There is still time for many former and current British Telecom employees, who have sustained a loss of hearing due to using faulty testing sets, to claim BT workers hearing injury compensation.
In August 2010 – in the case of Watkins v British Telecommunications – BT admitted that workers involved in the testing, tracing and installation of telephone lines had been provided with equipment which produced loud, high-pitched tones and damaged their hearing.
The case resulted in numerous claims for BT workers hearing injury compensation being made and, as many of the injuries had developed years before, BT announced it would not impose the three-year Statute of Limitations which usually limits an employer´s responsibility for workplace injuries.
However, in June 2012, the company changed its mind about allowing a limitless period in which to claim compensation for BT workers hearing injuries, and announced that – from January 1st 2013 – any BT worker claim for hearing injury compensation would be contested if it was made after the three-year Statute of Limitations had expired.
This means that former and current employees who have been diagnosed with a hearing disorder within the last three years which is attributable to BT´s negligence are still eligible for compensation for BT workers hearing injuries and receive recompense for their damaged hearing.
Former and current BT employees not involved with the installation of lines, but who have sustained damaged hearing due to working within range of excessive noise produced by jack hammers and Kango hammers, and who were not provided with suitable protection for their hearing, are also eligible for compensation – provided that their hearing injury has been diagnosed within the last three years.

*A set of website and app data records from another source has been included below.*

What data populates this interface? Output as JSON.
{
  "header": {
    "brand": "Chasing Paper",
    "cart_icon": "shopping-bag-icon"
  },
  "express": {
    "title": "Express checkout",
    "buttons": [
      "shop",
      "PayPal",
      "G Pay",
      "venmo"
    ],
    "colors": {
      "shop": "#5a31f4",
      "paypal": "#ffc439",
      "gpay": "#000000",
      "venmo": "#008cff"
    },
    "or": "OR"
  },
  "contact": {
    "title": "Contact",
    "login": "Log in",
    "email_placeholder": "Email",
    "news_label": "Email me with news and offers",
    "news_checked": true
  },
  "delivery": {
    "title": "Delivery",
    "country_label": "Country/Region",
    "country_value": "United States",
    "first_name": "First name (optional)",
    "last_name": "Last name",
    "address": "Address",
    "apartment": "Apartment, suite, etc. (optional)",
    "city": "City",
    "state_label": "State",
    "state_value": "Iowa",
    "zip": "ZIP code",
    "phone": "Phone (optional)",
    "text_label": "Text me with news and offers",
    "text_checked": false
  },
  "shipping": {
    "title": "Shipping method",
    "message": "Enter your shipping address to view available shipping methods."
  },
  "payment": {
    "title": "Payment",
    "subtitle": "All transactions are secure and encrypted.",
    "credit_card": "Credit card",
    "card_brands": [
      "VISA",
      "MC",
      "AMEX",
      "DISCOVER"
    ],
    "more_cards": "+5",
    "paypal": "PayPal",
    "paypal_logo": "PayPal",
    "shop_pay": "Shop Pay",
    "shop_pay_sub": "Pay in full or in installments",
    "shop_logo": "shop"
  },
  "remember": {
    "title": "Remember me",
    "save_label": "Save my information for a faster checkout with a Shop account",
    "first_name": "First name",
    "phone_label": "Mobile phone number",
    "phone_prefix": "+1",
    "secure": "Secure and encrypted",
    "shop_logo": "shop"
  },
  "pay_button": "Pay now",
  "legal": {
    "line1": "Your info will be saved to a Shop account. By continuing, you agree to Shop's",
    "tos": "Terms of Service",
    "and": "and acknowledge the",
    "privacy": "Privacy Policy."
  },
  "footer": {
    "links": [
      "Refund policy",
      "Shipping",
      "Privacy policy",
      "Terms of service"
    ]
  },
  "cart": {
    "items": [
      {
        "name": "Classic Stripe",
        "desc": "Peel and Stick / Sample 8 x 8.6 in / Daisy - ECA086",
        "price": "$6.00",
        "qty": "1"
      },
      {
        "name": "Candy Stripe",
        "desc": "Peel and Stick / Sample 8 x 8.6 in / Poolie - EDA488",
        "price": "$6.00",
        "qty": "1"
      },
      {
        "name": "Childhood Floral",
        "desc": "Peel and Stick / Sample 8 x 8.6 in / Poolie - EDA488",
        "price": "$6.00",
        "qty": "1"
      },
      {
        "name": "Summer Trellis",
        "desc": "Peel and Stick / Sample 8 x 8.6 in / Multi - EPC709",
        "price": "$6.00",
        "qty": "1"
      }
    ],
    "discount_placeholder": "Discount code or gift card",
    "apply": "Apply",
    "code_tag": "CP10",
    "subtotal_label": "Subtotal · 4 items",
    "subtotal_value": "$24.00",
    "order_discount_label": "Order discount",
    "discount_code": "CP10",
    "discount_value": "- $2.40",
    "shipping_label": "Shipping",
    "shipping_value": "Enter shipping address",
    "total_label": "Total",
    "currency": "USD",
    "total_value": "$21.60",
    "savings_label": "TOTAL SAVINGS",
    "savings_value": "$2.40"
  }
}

The Communication Workers Union (CWU) has advised any current or former BT worker suffering from tinnitus, damaged hearing or premature deafness which is due to BT´s negligence to speak with a solicitor at the first practical opportunity.